She tried. Oh, how she tried.
However, no matter how many times Atlantic magazine writer Emma Green tried to get the president of the National Association of Evangelicals, Leith Anderson, to criticize President Trump, she failed completely, as you can see in her Wednesday interview, “Evangelicalism’s Silent Majority.”
Green kicks off the interview by attempting to extract the desired criticism from her subject:
Emma Green: I think people like you have ceded the ground to people like Robert Jeffress. Evangelicalism, in the mind of the public, is very much tilted toward people who are quite politically conservative. Especially in the past few years, more moderate or nonpolitical perspectives like your own have receded into the background. Does that trouble you at all?
Unfortunately for Green, Anderson’s answer weren’t quite what she was looking for.
Leith Anderson: It does—in the sense that, to me, evangelicalism is about faith. It’s not about politics. It’s a historic religious movement. And that’s not a popular message, in the midst of polarized politics.
I distinguish between politics and government. I was on President Obama’s advisory council. That was a government function, not a political one. If I were asked to pray at a government event, like a White House Easter breakfast, I would say yes to that. But when I was asked to pray at political conventions, I declined.
So Anderson understandably wants to avoid getting involved in partisan politics but Green continues with a series of rat-a-tat questions to “push” him hopefully towards the Trump criticism holy grail that she is very obviously seeking:
Let me push you on that. The NAE is not necessarily a political organization, but politics has certainly been part of its history….
Did it not seem clear then that evangelicalism was becoming more of a political movement, or at least that it was being perceived that way?
After several more attempts, Green’s questioning became both more urgent as well as blatant:
…This is a time when lots of messages coming from the White House and social media and cable news seem to contrast with the vision of the Bible you’ve laid out. “Sh_ _hole countries” is the perfect example. I wonder, as a pastor, whether you see it as your responsibility to equip your flock to respond to a message like that coming from our country’s leader?
…Let me try it one more way, then. Eighty-one percent of white evangelicals voted for Trump. Now evangelicals are tied to anything the Trump administration does. Do you feel a responsibility to counter the perception of an association between evangelicals and the president?
No matter how many times Green kept peppering Anderson with questions to get her desired answer, Anderson kept emphasizing that his interest was in the spiritual, not political. This reply sums up Anderson’s attitude, which Green found so frustrating:
I think it’s saying that who we are and what we believe is more important than the distractions. Most people are concerned about their children and their mortgage and their health. They care about politics, but to me, the Church and the Gospel and our relationship with God and raising your children—that’s most of your life. Everything I’m saying is coming back to politics for you, and I’m keenly aware of that. But I don’t want that to be what we’re about.

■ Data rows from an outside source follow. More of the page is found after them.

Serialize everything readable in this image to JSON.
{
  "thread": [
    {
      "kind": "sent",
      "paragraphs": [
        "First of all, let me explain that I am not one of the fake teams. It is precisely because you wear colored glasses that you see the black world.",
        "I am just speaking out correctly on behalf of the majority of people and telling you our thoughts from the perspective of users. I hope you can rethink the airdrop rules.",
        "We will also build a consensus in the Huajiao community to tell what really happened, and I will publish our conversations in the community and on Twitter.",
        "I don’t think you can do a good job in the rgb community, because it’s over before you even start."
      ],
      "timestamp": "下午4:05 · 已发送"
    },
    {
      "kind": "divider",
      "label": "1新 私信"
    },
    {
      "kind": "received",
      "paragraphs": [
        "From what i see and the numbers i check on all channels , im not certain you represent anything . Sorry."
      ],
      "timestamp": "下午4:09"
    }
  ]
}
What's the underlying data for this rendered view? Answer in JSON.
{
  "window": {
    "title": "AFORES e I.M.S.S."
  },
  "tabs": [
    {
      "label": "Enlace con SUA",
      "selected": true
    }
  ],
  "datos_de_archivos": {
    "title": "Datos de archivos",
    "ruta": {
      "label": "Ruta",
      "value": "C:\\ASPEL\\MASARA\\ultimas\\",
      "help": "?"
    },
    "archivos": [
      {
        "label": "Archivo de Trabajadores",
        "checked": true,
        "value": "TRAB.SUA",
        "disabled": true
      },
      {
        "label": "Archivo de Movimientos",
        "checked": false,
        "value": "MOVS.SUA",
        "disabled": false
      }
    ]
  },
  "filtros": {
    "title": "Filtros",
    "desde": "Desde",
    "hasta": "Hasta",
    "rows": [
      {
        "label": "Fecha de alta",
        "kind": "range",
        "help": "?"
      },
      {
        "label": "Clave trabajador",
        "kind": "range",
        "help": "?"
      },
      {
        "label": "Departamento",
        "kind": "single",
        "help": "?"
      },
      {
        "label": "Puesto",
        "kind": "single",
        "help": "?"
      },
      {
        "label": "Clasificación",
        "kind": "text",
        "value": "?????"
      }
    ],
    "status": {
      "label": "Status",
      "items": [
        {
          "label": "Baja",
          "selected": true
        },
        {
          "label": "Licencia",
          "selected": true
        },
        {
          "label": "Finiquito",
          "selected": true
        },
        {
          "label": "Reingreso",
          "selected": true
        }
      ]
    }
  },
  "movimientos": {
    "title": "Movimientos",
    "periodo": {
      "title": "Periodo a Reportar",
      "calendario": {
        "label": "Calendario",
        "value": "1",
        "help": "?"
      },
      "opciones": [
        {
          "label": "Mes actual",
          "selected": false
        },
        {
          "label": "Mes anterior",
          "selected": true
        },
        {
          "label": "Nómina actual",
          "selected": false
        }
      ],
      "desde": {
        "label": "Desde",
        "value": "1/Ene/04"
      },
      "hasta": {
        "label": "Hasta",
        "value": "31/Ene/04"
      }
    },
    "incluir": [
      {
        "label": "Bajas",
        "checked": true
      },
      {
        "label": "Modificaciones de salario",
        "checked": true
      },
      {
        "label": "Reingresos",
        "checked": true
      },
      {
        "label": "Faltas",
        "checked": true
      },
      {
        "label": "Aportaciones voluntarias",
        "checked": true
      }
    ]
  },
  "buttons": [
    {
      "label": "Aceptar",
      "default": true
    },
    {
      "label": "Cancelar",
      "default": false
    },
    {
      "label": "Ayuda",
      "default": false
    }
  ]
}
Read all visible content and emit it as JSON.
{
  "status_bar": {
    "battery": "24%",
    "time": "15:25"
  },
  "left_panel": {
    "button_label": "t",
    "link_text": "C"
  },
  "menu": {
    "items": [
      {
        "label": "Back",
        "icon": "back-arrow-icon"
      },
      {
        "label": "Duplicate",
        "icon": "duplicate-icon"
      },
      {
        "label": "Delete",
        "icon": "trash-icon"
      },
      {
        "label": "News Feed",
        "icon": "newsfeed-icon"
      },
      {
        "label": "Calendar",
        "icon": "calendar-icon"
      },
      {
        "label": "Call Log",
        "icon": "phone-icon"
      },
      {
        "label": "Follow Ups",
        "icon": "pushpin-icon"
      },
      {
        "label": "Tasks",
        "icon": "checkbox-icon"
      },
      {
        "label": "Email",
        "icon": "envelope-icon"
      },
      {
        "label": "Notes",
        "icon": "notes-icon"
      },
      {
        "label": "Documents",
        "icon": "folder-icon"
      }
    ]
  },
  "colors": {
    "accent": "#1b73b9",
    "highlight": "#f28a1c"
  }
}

…You can’t be controlled by the distractions. I want to be about who we are and what we’re doing.
Green’s final question reflected her frustration over not getting the answer she wanted:
Do you think that’s sticking your head in the sand a little bit?
Editor’s note. This appeared at Newsbusters and is reposted with permission.